            gradient: Gradient(colors: [.orange, .white]),
            center: .center,
            startRadius: 1,
            endRadius: 200
        )
    }
}

example3

I suggest you play around the RadialGradient with more colors and different center positions to understand it even better.

import SwiftUI

struct ContentView: View {
    var body: some View {
        RadialGradient(
            gradient: Gradient(colors: [.orange, .white, .orange, .white]),
            center: .center,
            startRadius: 1,
            endRadius: 200
        )
    }
}

example4
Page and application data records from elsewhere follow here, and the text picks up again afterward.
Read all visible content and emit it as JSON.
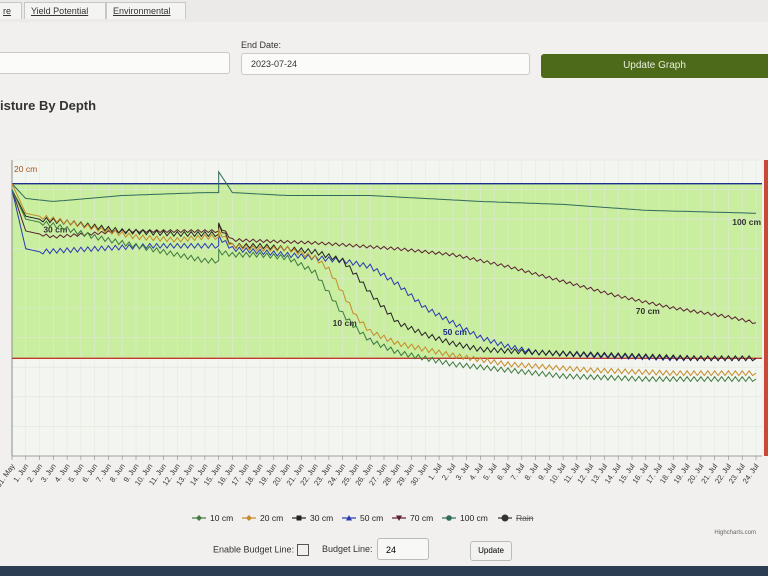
{
  "tabs": [
    {
      "label": "re"
    },
    {
      "label": "Yield Potential"
    },
    {
      "label": "Environmental"
    }
  ],
  "end_date": {
    "label": "End Date:",
    "value": "2023-07-24"
  },
  "update_graph_label": "Update Graph",
  "title": "isture By Depth",
  "controls": {
    "enable_budget_label": "Enable Budget Line:",
    "budget_line_label": "Budget Line:",
    "budget_value": "24",
    "update_label": "Update"
  },
  "credit": "Highcharts.com",
  "colors": {
    "plot_band": "#c9eea0",
    "budget_line": "#c0392b",
    "accent_button": "#4d6a1b"
  },
  "chart_data": {
    "type": "line",
    "x_categories": [
      "31. May",
      "1. Jun",
      "2. Jun",
      "3. Jun",
      "4. Jun",
      "5. Jun",
      "6. Jun",
      "7. Jun",
      "8. Jun",
      "9. Jun",
      "10. Jun",
      "11. Jun",
      "12. Jun",
      "13. Jun",
      "14. Jun",
      "15. Jun",
      "16. Jun",
      "17. Jun",
      "18. Jun",
      "19. Jun",
      "20. Jun",
      "21. Jun",
      "22. Jun",
      "23. Jun",
      "24. Jun",
      "25. Jun",
      "26. Jun",
      "27. Jun",
      "28. Jun",
      "29. Jun",
      "30. Jun",
      "1. Jul",
      "2. Jul",
      "3. Jul",
      "4. Jul",
      "5. Jul",
      "6. Jul",
      "7. Jul",
      "8. Jul",
      "9. Jul",
      "10. Jul",
      "11. Jul",
      "12. Jul",
      "13. Jul",
      "14. Jul",
      "15. Jul",
      "16. Jul",
      "17. Jul",
      "18. Jul",
      "19. Jul",
      "20. Jul",
      "21. Jul",
      "22. Jul",
      "23. Jul",
      "24. Jul"
    ],
    "x_first_partial": "31. May",
    "y_axis_labels": "none visible",
    "y_range_note": "relative moisture, 0 (bottom) to 100 (top)",
    "band": {
      "from": 33,
      "to": 92
    },
    "budget_line_value": 33,
    "top_line_value": 92,
    "legend": [
      {
        "name": "10 cm",
        "color": "#3f7a3f",
        "marker": "diamond"
      },
      {
        "name": "20 cm",
        "color": "#c58b2a",
        "marker": "diamond"
      },
      {
        "name": "30 cm",
        "color": "#222222",
        "marker": "square"
      },
      {
        "name": "50 cm",
        "color": "#2a3ab0",
        "marker": "triangle"
      },
      {
        "name": "70 cm",
        "color": "#5a2030",
        "marker": "triangle-down"
      },
      {
        "name": "100 cm",
        "color": "#2f6a5a",
        "marker": "circle"
      },
      {
        "name": "Rain",
        "color": "#333333",
        "marker": "circle",
        "hidden": true
      }
    ],
    "series": [
      {
        "name": "100 cm",
        "label": "100 cm",
        "label_at": 53,
        "points": [
          [
            0,
            92
          ],
          [
            1,
            87
          ],
          [
            3,
            86
          ],
          [
            8,
            88
          ],
          [
            14,
            89
          ],
          [
            15,
            89
          ],
          [
            15,
            96
          ],
          [
            16,
            89
          ],
          [
            20,
            88
          ],
          [
            26,
            88
          ],
          [
            30,
            87
          ],
          [
            34,
            86
          ],
          [
            40,
            85
          ],
          [
            46,
            83
          ],
          [
            54,
            82
          ]
        ]
      },
      {
        "name": "70 cm",
        "label": "70 cm",
        "label_at": 46,
        "points": [
          [
            0,
            90
          ],
          [
            1,
            76
          ],
          [
            3,
            74
          ],
          [
            8,
            76
          ],
          [
            14,
            76
          ],
          [
            15,
            76
          ],
          [
            15,
            78
          ],
          [
            16,
            73
          ],
          [
            22,
            72
          ],
          [
            28,
            70
          ],
          [
            32,
            68
          ],
          [
            36,
            64
          ],
          [
            40,
            59
          ],
          [
            44,
            54
          ],
          [
            48,
            50
          ],
          [
            52,
            47
          ],
          [
            54,
            45
          ]
        ]
      },
      {
        "name": "50 cm",
        "label": "50 cm",
        "label_at": 32,
        "points": [
          [
            0,
            90
          ],
          [
            1,
            70
          ],
          [
            2,
            69
          ],
          [
            6,
            70
          ],
          [
            10,
            71
          ],
          [
            14,
            71
          ],
          [
            15,
            71
          ],
          [
            15,
            74
          ],
          [
            16,
            70
          ],
          [
            20,
            68
          ],
          [
            24,
            66
          ],
          [
            26,
            64
          ],
          [
            28,
            58
          ],
          [
            30,
            50
          ],
          [
            32,
            45
          ],
          [
            34,
            40
          ],
          [
            36,
            37
          ],
          [
            38,
            35
          ],
          [
            42,
            34
          ],
          [
            48,
            33
          ],
          [
            54,
            33
          ]
        ]
      },
      {
        "name": "30 cm",
        "label": "30 cm",
        "label_at": 3,
        "points": [
          [
            0,
            90
          ],
          [
            1,
            81
          ],
          [
            2,
            80
          ],
          [
            4,
            79
          ],
          [
            8,
            76
          ],
          [
            12,
            75
          ],
          [
            14,
            75
          ],
          [
            15,
            75
          ],
          [
            15,
            78
          ],
          [
            16,
            71
          ],
          [
            18,
            71
          ],
          [
            20,
            70
          ],
          [
            22,
            69
          ],
          [
            24,
            66
          ],
          [
            25,
            61
          ],
          [
            26,
            55
          ],
          [
            27,
            50
          ],
          [
            28,
            45
          ],
          [
            30,
            41
          ],
          [
            32,
            38
          ],
          [
            34,
            36
          ],
          [
            38,
            35
          ],
          [
            44,
            34
          ],
          [
            50,
            33
          ],
          [
            54,
            33
          ]
        ]
      },
      {
        "name": "20 cm",
        "label": "",
        "label_at": null,
        "points": [
          [
            0,
            92
          ],
          [
            1,
            82
          ],
          [
            3,
            80
          ],
          [
            6,
            77
          ],
          [
            9,
            74
          ],
          [
            12,
            73
          ],
          [
            14,
            74
          ],
          [
            15,
            74
          ],
          [
            15,
            76
          ],
          [
            16,
            71
          ],
          [
            18,
            70
          ],
          [
            20,
            70
          ],
          [
            22,
            67
          ],
          [
            23,
            63
          ],
          [
            24,
            55
          ],
          [
            25,
            47
          ],
          [
            26,
            42
          ],
          [
            28,
            38
          ],
          [
            30,
            36
          ],
          [
            32,
            34
          ],
          [
            36,
            31
          ],
          [
            42,
            29
          ],
          [
            48,
            28
          ],
          [
            54,
            28
          ]
        ]
      },
      {
        "name": "10 cm",
        "label": "10 cm",
        "label_at": 24,
        "points": [
          [
            0,
            90
          ],
          [
            1,
            80
          ],
          [
            3,
            78
          ],
          [
            6,
            74
          ],
          [
            9,
            71
          ],
          [
            12,
            68
          ],
          [
            14,
            66
          ],
          [
            15,
            66
          ],
          [
            15,
            69
          ],
          [
            16,
            68
          ],
          [
            18,
            68
          ],
          [
            20,
            67
          ],
          [
            22,
            62
          ],
          [
            23,
            55
          ],
          [
            24,
            48
          ],
          [
            25,
            43
          ],
          [
            26,
            39
          ],
          [
            28,
            35
          ],
          [
            30,
            33
          ],
          [
            32,
            31
          ],
          [
            36,
            29
          ],
          [
            40,
            27
          ],
          [
            46,
            26
          ],
          [
            54,
            26
          ]
        ]
      }
    ],
    "top_left_series_label": "20 cm"
  }
}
Sometimes we need to use RadialGradient inside the GeometryReader to calculate proper radius value relative to the parent’s size. To learn more about GeometryReader, take a look at “Building BarChart with Shape API in SwiftUI” post.

AngularGradient

The last type of Gradient which we have in SwiftUI is AngularGradient. I’m not using it very ofter, but it has a very nice color transformation effect. AngularGradient also is known as the conic Gradient. This Gradient type applies color transformation as the angle changes, relative to a center point. Let’s check out the code sample and resulting image.

import SwiftUI

struct ContentView: View {
    var body: some View {
        AngularGradient(
            gradient: Gradient(colors: [.orange, .white]),
            center: .center
        )
    }
}

example5

Let’s take a look at a different example by adding more colors to the Gradient.

import SwiftUI

struct ContentView: View {
    var body: some View {
        AngularGradient(
            gradient: Gradient(
                colors: [
                    .orange, .white, .orange, .white, .orange, .white, .orange, .white, .orange
                ]
            ),
            center: .center
        )
    }
}

example6

By default, SwiftUI provides us AngularGradient with start and end angles, which equal to zero, but you can adjust them by using another overload of the initializer.

Conclusion

This week we learned how to use Gradients in SwiftUI. I usually use only LinearGradient to cover my images and then put some text on top of them, but who knows which crazy designs your designer will bring you. I hope you enjoy the post. Feel free to follow me on Twitter and ask your questions related to this post. Thanks for reading, and see you next week!